This fresh and accessible ethnography offers a new vision of how society might cohere, in the face of on-going global displacement, dislocation, and migration. Drawing from intensive fieldwork in a highly diverse North London neighborhood, Daniel Miller and Sophie Woodward focus on an everyday item—blue jeans—to learn what one simple article of clothing can tell us about our individual and social lives and challenging, by extension, the foundational anthropological presumption of “the normative.” Miller and Woodward argue that blue jeans do not always represent social and cultural difference, from gender and wealth, to style and circumstance.

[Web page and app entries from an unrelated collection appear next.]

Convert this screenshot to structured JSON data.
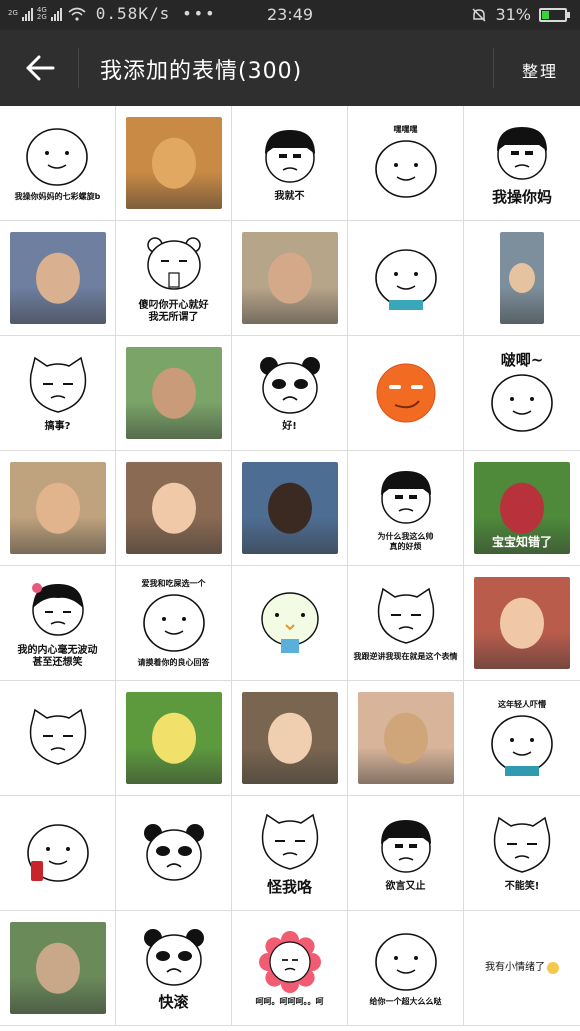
{
  "status_bar": {
    "network_labels": [
      "2G",
      "4G",
      "2G"
    ],
    "speed": "0.58K/s",
    "more": "•••",
    "time": "23:49",
    "battery": "31%",
    "battery_level": 0.31
  },
  "header": {
    "back_icon": "arrow-left-icon",
    "title": "我添加的表情(300)",
    "action": "整理"
  },
  "stickers": [
    {
      "kind": "doodle",
      "caption": "我操你妈妈的七彩螺旋b",
      "size": "sm"
    },
    {
      "kind": "photo",
      "caption": "",
      "bg": "#c88a45",
      "face": "#e0a860"
    },
    {
      "kind": "bowl",
      "caption": "我就不",
      "size": "normal"
    },
    {
      "kind": "doodle",
      "caption": "嘿嘿嘿",
      "size": "sm",
      "top": true
    },
    {
      "kind": "bowl",
      "caption": "我操你妈",
      "size": "big"
    },
    {
      "kind": "photo",
      "caption": "",
      "bg": "#6f7fa0",
      "face": "#d9b090"
    },
    {
      "kind": "bear",
      "caption": "傻叼你开心就好\n我无所谓了",
      "size": "normal"
    },
    {
      "kind": "photo",
      "caption": "",
      "bg": "#b7a58a",
      "face": "#d3a98a"
    },
    {
      "kind": "doodle",
      "caption": "",
      "size": "sm",
      "shirt": "#3aa6b9"
    },
    {
      "kind": "photo",
      "caption": "",
      "bg": "#7d8f9c",
      "face": "#e6c3a0",
      "narrow": true
    },
    {
      "kind": "cat",
      "caption": "搞事?",
      "size": "normal"
    },
    {
      "kind": "photo",
      "caption": "",
      "bg": "#7aa468",
      "face": "#c99b78"
    },
    {
      "kind": "panda",
      "caption": "好!",
      "size": "normal"
    },
    {
      "kind": "emoji",
      "caption": ""
    },
    {
      "kind": "doodle",
      "caption": "啵唧~",
      "size": "big",
      "top": true
    },
    {
      "kind": "photo",
      "caption": "",
      "bg": "#bfa27e",
      "face": "#e2b48e"
    },
    {
      "kind": "photo",
      "caption": "",
      "bg": "#8a6a52",
      "face": "#f0c9a8"
    },
    {
      "kind": "photo",
      "caption": "",
      "bg": "#4e6d93",
      "face": "#3b2a22"
    },
    {
      "kind": "bowl",
      "caption": "为什么我这么帅\n真的好烦",
      "size": "sm"
    },
    {
      "kind": "photo",
      "caption": "宝宝知错了",
      "bg": "#4e8a3a",
      "face": "#b8323c",
      "tag": true
    },
    {
      "kind": "girl",
      "caption": "我的内心毫无波动\n甚至还想笑",
      "size": "normal"
    },
    {
      "kind": "doodle",
      "caption": "爱我和吃屎选一个",
      "size": "sm",
      "top": true,
      "bottom": "请摸着你的良心回答"
    },
    {
      "kind": "bird",
      "caption": ""
    },
    {
      "kind": "cat",
      "caption": "我跟逆讲我现在就是这个表情",
      "size": "sm"
    },
    {
      "kind": "photo",
      "caption": "",
      "bg": "#b95c4c",
      "face": "#f0c8a8"
    },
    {
      "kind": "cat",
      "caption": "",
      "size": "normal"
    },
    {
      "kind": "photo",
      "caption": "",
      "bg": "#5d9a3e",
      "face": "#f1e06a"
    },
    {
      "kind": "photo",
      "caption": "",
      "bg": "#7a6650",
      "face": "#f0cfb0"
    },
    {
      "kind": "photo",
      "caption": "",
      "bg": "#d8b49a",
      "face": "#cfa57a"
    },
    {
      "kind": "doodle",
      "caption": "这年轻人吓懵",
      "size": "sm",
      "top": true,
      "shirt": "#2f9ab0"
    },
    {
      "kind": "doodle",
      "caption": "",
      "size": "sm",
      "can": true
    },
    {
      "kind": "panda",
      "caption": "",
      "size": "normal"
    },
    {
      "kind": "cat",
      "caption": "怪我咯",
      "size": "big"
    },
    {
      "kind": "bowl",
      "caption": "欲言又止",
      "size": "normal"
    },
    {
      "kind": "cat",
      "caption": "不能笑!",
      "size": "normal"
    },
    {
      "kind": "photo",
      "caption": "",
      "bg": "#6a8a5a",
      "face": "#c8a888"
    },
    {
      "kind": "panda",
      "caption": "快滚",
      "size": "big"
    },
    {
      "kind": "flower",
      "caption": "呵呵。呵呵呵。。呵",
      "size": "sm"
    },
    {
      "kind": "doodle",
      "caption": "给你一个超大么么哒",
      "size": "sm"
    },
    {
      "kind": "text",
      "caption": "我有小情绪了",
      "size": "normal"
    }
  ]
}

Instead they find that jeans allow individuals to inhabit what the authors term “the ordinary.” Miller and Woodward demonstrate that the emphasis on becoming ordinary is important for immigrants and the population of North London more generally, and they call into question foundational principles behind anthropology, sociology and philosophy.

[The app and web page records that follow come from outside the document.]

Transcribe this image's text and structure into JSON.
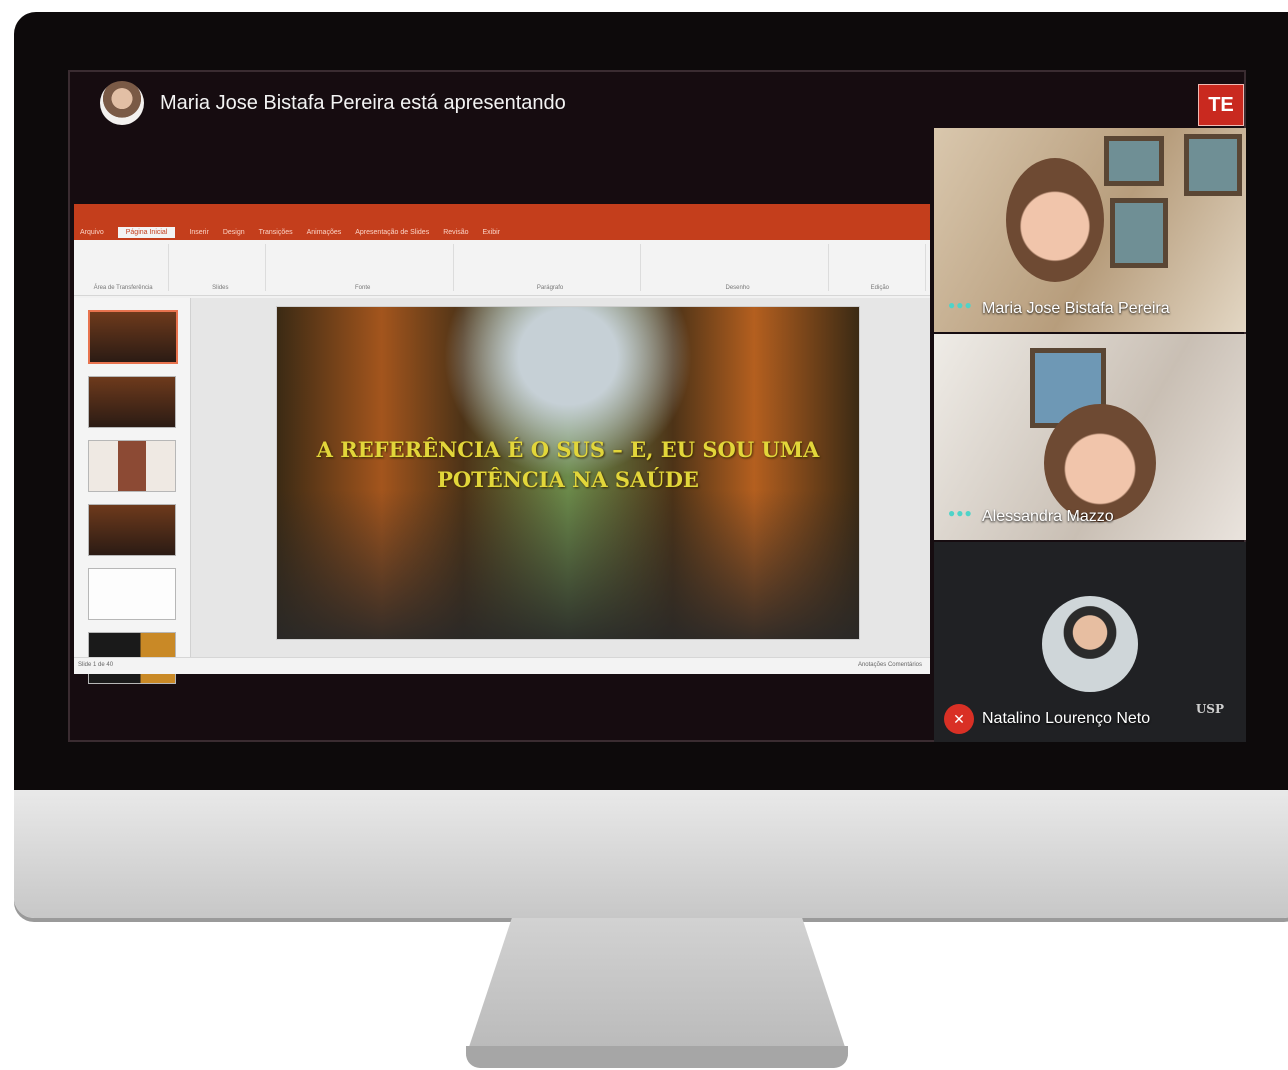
{
  "meet": {
    "presenter_text": "Maria Jose Bistafa Pereira está apresentando",
    "badge": "TE",
    "participants": [
      {
        "name": "Maria Jose Bistafa Pereira"
      },
      {
        "name": "Alessandra Mazzo"
      },
      {
        "name": "Natalino Lourenço Neto"
      }
    ],
    "logo_text": "USP"
  },
  "powerpoint": {
    "slide_title": "A REFERÊNCIA É O SUS – E, EU SOU UMA POTÊNCIA NA SAÚDE",
    "tabs": [
      "Arquivo",
      "Página Inicial",
      "Inserir",
      "Design",
      "Transições",
      "Animações",
      "Apresentação de Slides",
      "Revisão",
      "Exibir"
    ],
    "ribbon_groups": [
      "Área de Transferência",
      "Slides",
      "Fonte",
      "Parágrafo",
      "Desenho",
      "Edição"
    ],
    "status_left": "Slide 1 de 40",
    "status_right": "Anotações   Comentários"
  },
  "colors": {
    "ppt_accent": "#c43e1c",
    "meet_background": "#160c10",
    "speaking_dots": "#4fd3c8",
    "mic_muted": "#d93025"
  },
  "icons": [
    "mic-off-icon",
    "speaking-indicator-icon",
    "user-avatar-icon"
  ]
}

Blue Jeans The Art of the Ordinary
About the Book
“Blue Jeans provides a useful introduction to sociological theories and methodologies; it would be an ideal text for students.”—Kimberly Chrisman-Campbell Ornament"Miller and Woodward draw our attention to an ubiquitous aspect of modern living, one that rarely rises to the level of consciousness. Blue Jeans undeniably provokes. It succeeds at bringing the ordinary into plain view. After reading the book, I noticed how much more alert I was to the presence of jeans--who was wearing them and in what situations." -Robert J. Foster, author of Coca-Globalization: Following Soft Drinks from New York to New Guinea.

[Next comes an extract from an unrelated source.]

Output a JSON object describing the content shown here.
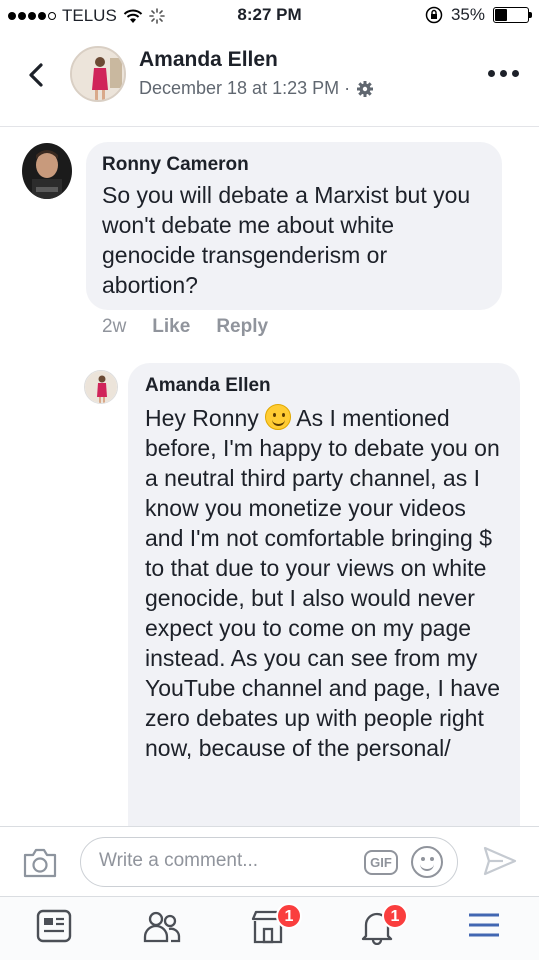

"In their new book Blue Jeans: The Art of Ordinary, Woodward and Miller explore how jeans identify their wearer more than any other single garment. Whether on the runway, in prison, downtown or homeless, they say so much more about you than what you’re wearing-- whether you like it or not." -Simon Collins, Dean of the School of Fashion at Parsons The New School for Design
“The miracle of Daniel Miller and Sophie Woodward’s treatise is just how wide its insight stretches. Through the lens of something as ordinary as blue jeans, we are offered a view of culture, immigration, economics, women’s issues, and social and familial structures. Most of all, we are offered a unique view of ourselves.” -Rachel Louise Snyder, author of Fugitive Denim: A Moving Story of People and Pants in the Borderless World of Global Trade
Table of Contents
6. The Struggle for Ordinary
7. Anthropology: From Normative to Ordinary
8. Sociology: The Ordinary and the Routine